**THE PROBLEM:** Only lines that contain the word "JSON" are to be returned from the data below.

**MATERIAL FOR THE TASK:**
◇ ◇ ◇ ◇ ◇ ◇ ◇

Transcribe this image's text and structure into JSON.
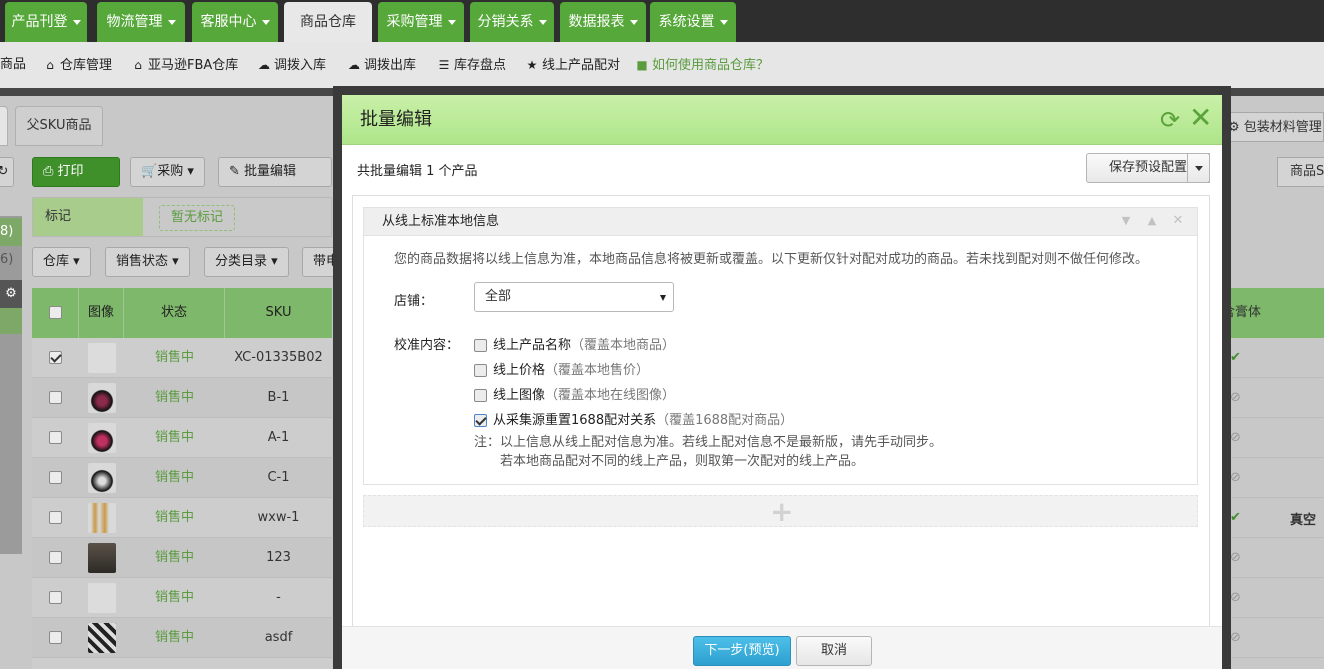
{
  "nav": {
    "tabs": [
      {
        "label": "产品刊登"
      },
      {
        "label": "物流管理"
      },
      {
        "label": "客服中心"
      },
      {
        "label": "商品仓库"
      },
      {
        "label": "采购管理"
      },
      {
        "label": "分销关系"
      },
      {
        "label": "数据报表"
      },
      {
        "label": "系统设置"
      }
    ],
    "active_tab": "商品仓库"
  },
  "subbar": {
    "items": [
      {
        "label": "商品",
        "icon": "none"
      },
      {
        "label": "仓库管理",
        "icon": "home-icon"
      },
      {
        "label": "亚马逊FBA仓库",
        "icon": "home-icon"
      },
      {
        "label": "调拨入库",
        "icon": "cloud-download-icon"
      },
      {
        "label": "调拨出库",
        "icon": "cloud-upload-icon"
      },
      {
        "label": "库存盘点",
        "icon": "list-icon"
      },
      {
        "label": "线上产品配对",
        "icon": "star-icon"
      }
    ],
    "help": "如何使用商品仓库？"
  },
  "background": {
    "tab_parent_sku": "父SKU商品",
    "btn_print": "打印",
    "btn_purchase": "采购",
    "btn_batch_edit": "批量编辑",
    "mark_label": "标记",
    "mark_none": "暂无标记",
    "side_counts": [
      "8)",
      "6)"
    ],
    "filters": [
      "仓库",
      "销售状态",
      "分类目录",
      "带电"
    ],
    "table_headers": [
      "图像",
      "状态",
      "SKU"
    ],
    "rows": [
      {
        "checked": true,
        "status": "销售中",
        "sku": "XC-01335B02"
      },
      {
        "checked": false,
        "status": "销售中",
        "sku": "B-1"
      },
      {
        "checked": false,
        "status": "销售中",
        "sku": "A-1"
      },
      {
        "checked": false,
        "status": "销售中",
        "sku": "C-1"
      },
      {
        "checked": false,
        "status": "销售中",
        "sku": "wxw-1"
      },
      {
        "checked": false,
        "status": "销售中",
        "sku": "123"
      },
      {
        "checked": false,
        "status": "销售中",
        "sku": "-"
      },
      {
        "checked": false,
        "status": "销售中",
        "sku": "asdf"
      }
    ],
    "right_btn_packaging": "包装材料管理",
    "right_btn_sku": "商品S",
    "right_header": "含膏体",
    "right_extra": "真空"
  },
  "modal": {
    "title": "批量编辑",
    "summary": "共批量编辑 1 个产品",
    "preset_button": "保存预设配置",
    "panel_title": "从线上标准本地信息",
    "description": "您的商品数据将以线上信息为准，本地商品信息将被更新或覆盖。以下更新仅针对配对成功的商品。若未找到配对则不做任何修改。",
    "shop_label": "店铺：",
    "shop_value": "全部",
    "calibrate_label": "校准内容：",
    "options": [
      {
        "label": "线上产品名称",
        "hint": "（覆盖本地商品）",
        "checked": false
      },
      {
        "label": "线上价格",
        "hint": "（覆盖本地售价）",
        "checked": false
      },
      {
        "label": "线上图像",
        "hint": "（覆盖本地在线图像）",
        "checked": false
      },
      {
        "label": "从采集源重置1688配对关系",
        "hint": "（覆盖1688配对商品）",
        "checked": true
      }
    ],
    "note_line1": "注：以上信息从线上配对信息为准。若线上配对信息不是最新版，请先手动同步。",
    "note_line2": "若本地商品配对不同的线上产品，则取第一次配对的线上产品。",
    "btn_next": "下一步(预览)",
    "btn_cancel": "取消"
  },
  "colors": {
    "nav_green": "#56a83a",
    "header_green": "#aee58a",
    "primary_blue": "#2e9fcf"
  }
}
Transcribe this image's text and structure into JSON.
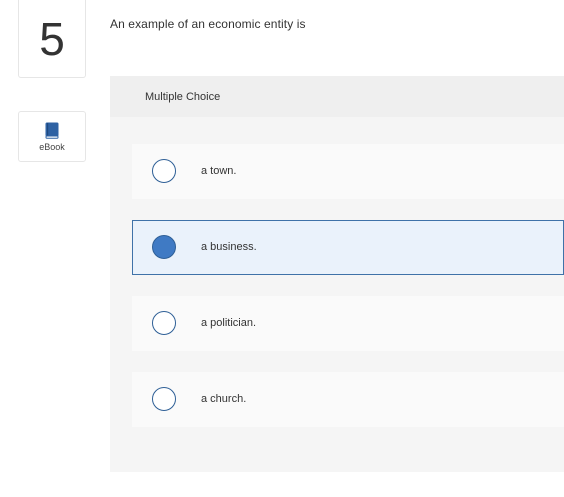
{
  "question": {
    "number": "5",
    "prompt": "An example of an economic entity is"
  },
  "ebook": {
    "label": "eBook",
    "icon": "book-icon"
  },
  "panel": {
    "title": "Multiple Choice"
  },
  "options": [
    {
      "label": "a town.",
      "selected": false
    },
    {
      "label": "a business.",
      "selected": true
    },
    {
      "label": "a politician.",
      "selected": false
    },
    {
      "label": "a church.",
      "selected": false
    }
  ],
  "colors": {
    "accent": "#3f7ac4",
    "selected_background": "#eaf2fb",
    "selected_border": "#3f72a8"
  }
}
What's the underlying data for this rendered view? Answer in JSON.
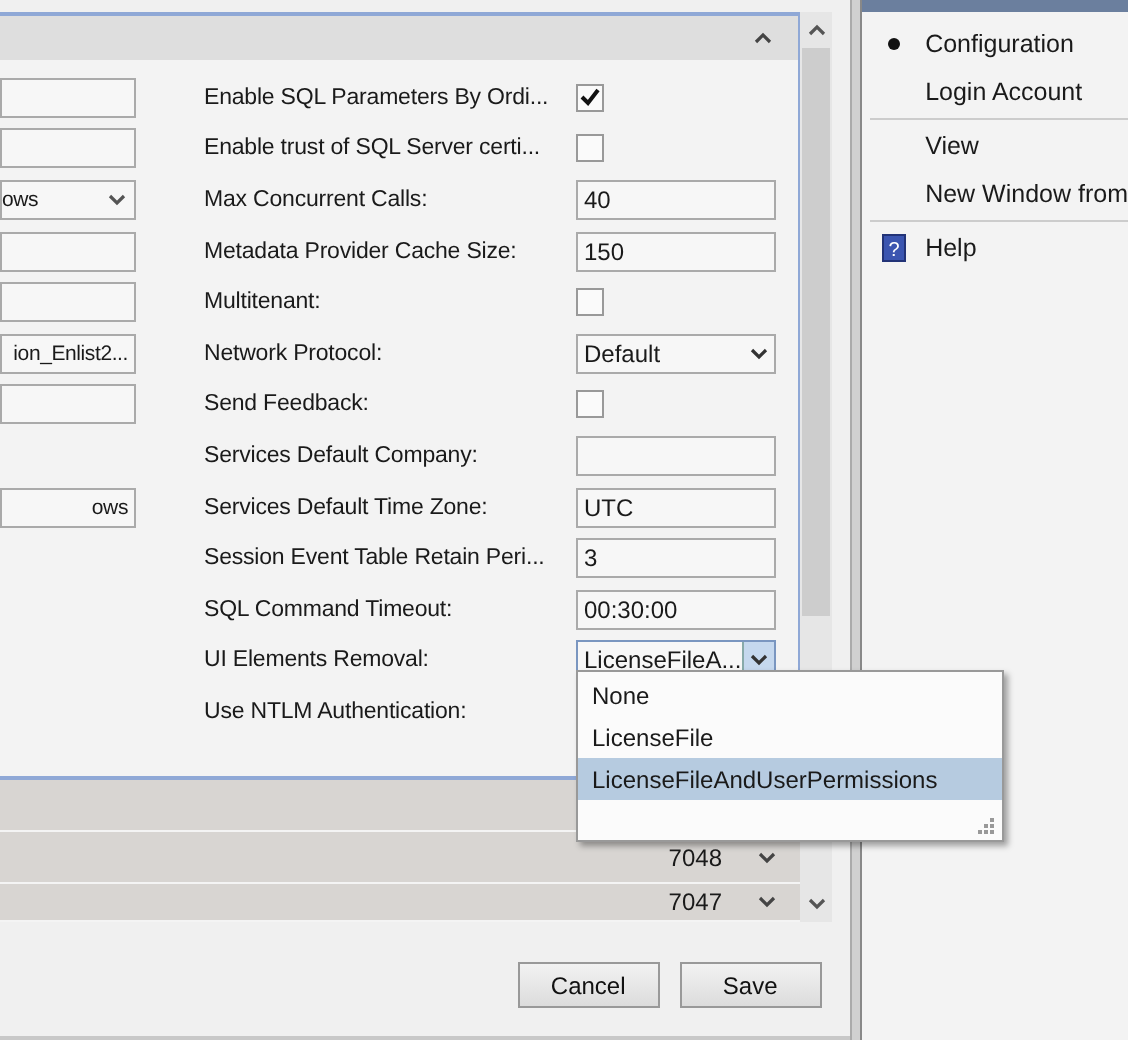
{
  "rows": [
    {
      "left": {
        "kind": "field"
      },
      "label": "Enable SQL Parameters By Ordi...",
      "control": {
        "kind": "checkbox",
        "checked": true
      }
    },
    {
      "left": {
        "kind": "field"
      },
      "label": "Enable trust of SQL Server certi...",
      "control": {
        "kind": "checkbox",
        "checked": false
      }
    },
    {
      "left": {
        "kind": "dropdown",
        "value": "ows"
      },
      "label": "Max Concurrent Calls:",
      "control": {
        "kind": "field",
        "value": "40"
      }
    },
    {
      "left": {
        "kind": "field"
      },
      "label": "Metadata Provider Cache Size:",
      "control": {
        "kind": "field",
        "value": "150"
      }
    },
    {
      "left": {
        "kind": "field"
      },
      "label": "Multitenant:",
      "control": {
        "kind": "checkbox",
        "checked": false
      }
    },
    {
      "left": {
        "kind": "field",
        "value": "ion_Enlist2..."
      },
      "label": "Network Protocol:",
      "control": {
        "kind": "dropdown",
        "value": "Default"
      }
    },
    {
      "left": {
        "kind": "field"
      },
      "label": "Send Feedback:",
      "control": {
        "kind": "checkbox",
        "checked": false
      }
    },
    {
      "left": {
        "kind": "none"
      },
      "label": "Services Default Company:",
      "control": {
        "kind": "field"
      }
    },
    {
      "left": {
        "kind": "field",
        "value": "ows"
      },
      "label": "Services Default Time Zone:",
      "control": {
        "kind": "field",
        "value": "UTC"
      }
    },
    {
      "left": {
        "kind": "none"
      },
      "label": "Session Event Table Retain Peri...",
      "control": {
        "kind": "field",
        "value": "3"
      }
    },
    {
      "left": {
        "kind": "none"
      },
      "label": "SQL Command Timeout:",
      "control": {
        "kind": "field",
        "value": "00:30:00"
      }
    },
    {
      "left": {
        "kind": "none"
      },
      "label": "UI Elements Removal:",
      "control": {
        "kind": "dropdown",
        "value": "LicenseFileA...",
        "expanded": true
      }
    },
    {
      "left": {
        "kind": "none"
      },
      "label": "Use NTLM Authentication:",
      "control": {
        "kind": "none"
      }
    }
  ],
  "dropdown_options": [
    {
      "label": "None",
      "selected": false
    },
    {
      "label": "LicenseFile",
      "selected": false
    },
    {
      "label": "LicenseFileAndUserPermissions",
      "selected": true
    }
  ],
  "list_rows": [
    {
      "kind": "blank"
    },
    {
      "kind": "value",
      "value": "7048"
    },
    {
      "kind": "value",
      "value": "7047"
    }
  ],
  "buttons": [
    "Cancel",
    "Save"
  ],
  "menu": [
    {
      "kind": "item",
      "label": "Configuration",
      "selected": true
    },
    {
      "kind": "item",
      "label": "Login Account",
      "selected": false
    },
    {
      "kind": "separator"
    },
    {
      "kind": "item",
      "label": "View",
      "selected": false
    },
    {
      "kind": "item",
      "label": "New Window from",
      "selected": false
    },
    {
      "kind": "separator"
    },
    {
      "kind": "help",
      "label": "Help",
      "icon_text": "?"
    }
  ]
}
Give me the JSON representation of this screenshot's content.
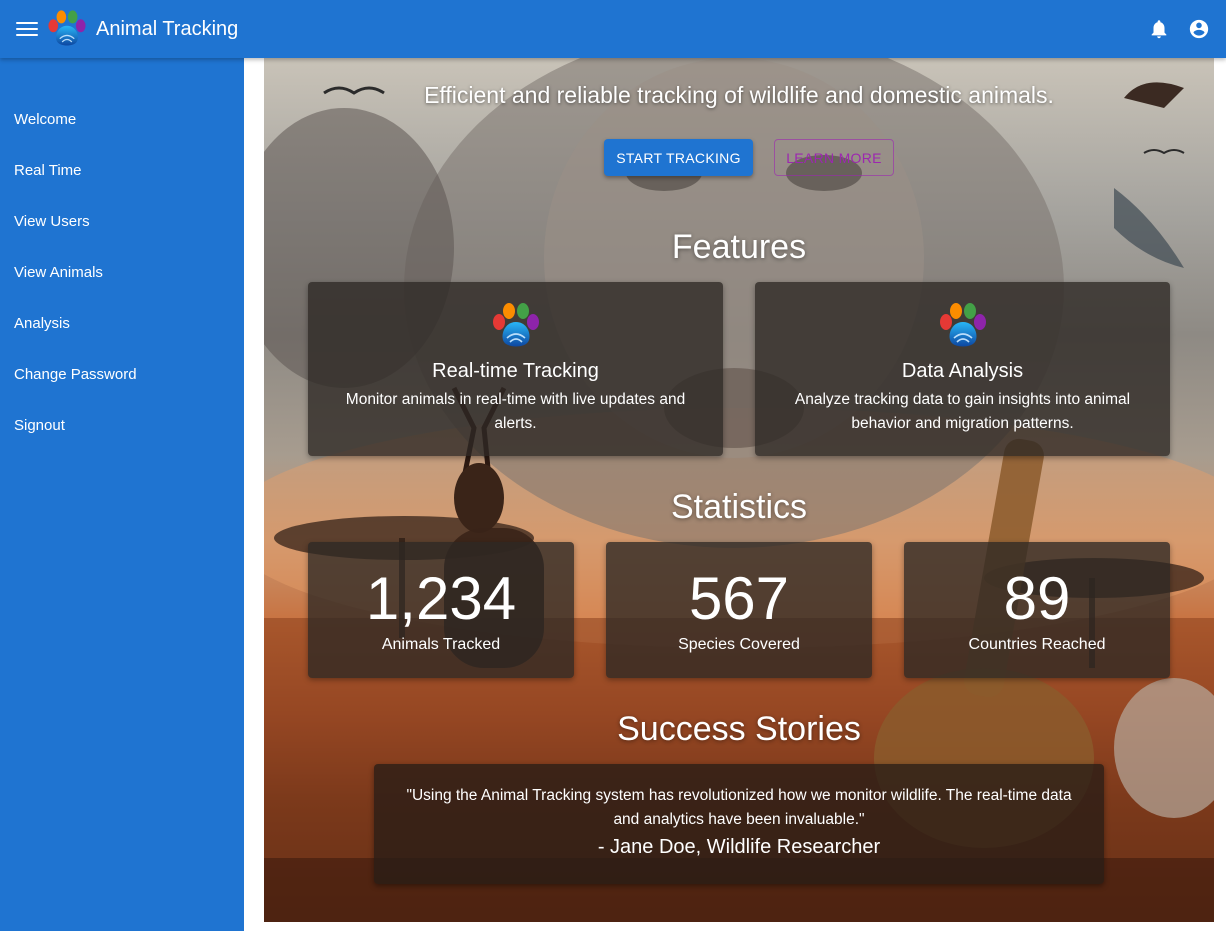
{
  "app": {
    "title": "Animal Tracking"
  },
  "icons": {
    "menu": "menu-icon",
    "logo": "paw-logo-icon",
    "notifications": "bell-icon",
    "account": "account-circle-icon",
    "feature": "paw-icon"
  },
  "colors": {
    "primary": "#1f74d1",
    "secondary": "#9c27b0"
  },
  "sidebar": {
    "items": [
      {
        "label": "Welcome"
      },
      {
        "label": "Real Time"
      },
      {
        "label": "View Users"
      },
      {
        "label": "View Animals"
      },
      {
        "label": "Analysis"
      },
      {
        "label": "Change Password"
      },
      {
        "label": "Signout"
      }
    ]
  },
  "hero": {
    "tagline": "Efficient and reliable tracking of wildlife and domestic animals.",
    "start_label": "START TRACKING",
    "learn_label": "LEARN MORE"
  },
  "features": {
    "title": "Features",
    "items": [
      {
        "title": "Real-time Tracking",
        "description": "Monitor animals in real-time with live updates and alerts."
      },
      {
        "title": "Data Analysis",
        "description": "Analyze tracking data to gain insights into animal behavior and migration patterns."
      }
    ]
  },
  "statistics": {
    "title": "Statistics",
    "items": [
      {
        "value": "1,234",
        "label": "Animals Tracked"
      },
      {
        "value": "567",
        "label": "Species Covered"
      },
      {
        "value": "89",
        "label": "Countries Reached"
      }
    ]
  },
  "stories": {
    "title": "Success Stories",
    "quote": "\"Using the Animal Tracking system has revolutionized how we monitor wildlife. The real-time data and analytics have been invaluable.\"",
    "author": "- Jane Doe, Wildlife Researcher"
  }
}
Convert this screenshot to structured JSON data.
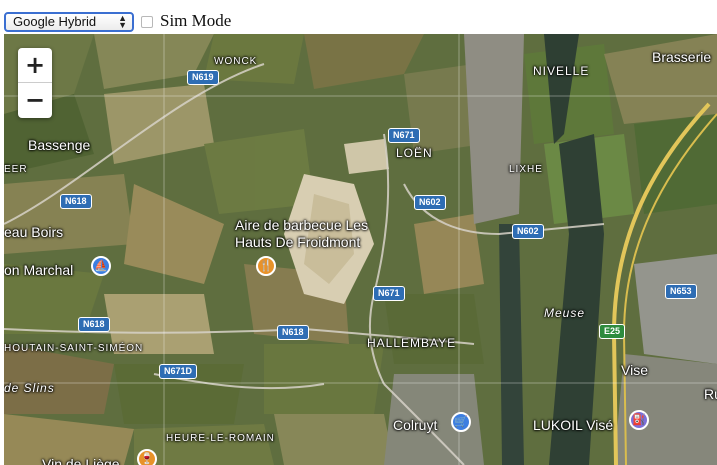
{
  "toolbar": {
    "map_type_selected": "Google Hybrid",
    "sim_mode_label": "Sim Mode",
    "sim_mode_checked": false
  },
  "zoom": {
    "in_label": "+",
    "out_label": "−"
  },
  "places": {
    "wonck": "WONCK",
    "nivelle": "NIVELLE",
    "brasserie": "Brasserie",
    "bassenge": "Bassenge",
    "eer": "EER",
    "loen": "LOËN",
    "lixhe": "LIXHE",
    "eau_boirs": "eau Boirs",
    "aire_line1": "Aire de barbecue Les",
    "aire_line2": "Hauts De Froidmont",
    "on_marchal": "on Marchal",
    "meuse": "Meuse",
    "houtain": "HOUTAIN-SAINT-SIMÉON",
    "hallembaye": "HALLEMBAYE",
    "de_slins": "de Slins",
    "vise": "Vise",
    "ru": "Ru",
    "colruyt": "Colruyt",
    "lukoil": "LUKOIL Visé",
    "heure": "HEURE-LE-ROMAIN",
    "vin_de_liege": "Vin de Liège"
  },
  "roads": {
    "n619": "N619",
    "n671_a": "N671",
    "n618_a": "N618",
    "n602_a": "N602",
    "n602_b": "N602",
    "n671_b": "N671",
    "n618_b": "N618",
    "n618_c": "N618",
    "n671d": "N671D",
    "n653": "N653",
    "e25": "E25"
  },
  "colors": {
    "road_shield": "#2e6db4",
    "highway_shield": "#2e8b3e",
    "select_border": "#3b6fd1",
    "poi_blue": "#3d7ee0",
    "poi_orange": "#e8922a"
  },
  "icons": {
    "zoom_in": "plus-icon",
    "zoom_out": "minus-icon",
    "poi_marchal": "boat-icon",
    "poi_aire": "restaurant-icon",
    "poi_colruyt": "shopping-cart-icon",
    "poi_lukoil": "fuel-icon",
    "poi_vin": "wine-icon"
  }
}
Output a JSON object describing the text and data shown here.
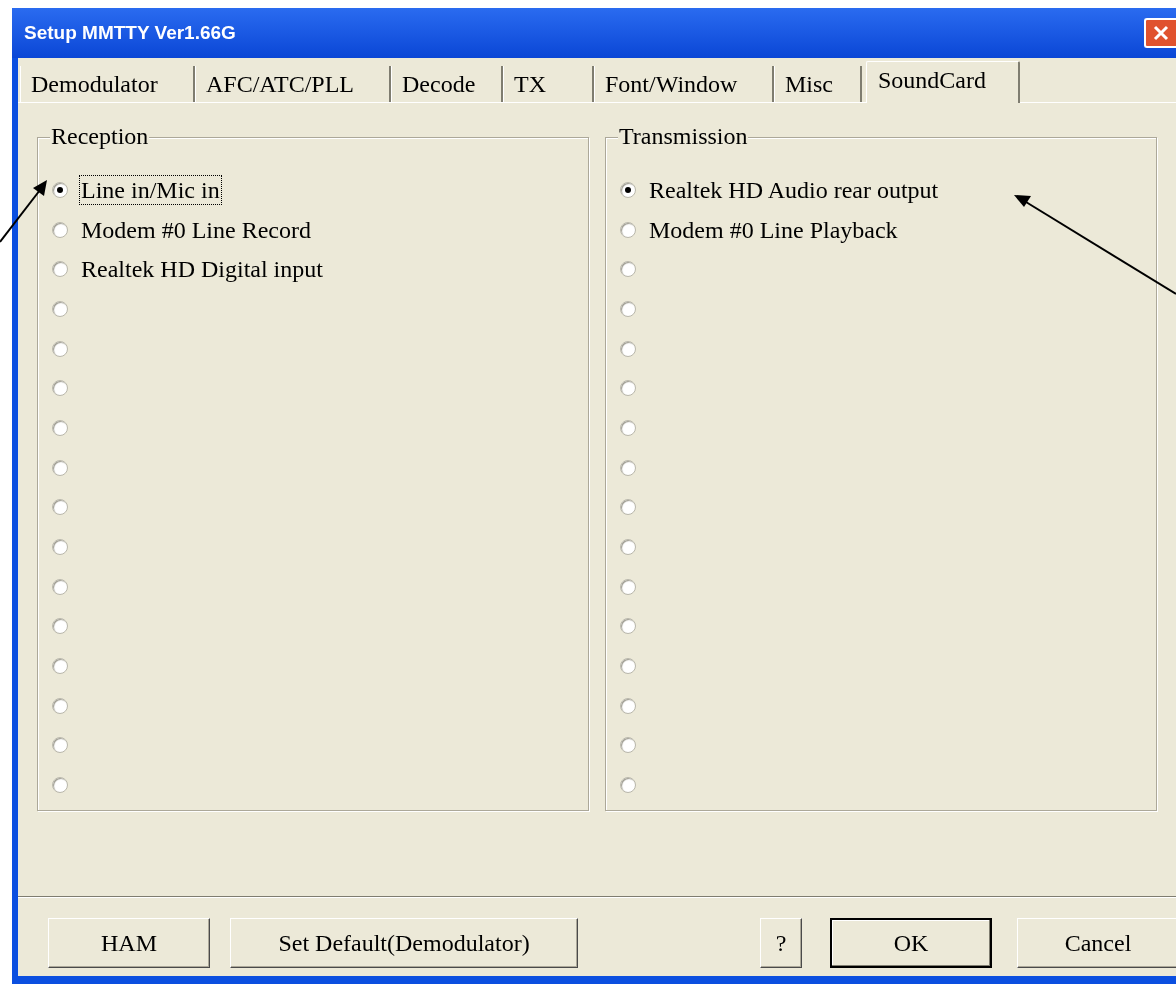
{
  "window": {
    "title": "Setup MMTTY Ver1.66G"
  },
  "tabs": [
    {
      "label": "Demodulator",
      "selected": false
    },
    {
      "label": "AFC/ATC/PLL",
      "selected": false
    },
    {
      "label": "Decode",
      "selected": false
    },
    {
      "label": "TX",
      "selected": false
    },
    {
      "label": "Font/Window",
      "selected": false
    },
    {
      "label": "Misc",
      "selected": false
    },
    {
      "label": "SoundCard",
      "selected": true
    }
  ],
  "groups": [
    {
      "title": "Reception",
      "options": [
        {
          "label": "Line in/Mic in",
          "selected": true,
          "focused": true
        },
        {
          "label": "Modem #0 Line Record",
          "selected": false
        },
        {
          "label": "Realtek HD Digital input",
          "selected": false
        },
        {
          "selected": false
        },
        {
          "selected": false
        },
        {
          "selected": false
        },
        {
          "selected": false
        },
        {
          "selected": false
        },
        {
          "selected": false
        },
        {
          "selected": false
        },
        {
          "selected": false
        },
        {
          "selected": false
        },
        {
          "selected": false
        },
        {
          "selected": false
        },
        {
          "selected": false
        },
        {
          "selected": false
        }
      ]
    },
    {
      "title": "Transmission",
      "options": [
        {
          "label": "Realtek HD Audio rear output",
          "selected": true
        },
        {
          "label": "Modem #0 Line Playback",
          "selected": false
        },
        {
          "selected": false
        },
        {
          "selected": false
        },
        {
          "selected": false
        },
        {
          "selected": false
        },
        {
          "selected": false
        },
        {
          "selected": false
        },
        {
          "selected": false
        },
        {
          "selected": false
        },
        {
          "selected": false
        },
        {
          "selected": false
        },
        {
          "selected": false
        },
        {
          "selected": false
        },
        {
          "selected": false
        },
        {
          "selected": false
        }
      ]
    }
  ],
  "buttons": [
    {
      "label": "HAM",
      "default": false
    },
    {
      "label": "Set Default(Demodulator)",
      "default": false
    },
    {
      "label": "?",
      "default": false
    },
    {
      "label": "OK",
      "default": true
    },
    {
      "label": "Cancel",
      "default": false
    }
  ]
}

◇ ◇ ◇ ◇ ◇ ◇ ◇

**ANSWER BOX:**
Transcribe this image's text and structure into JSON.
Transcribe this image's text and structure into JSON.
What's the underlying data for this rendered view? Answer in JSON.
Give me the JSON representation of this screenshot's content.
Convert this screenshot to structured JSON data.
Output a JSON object describing the text and data shown here.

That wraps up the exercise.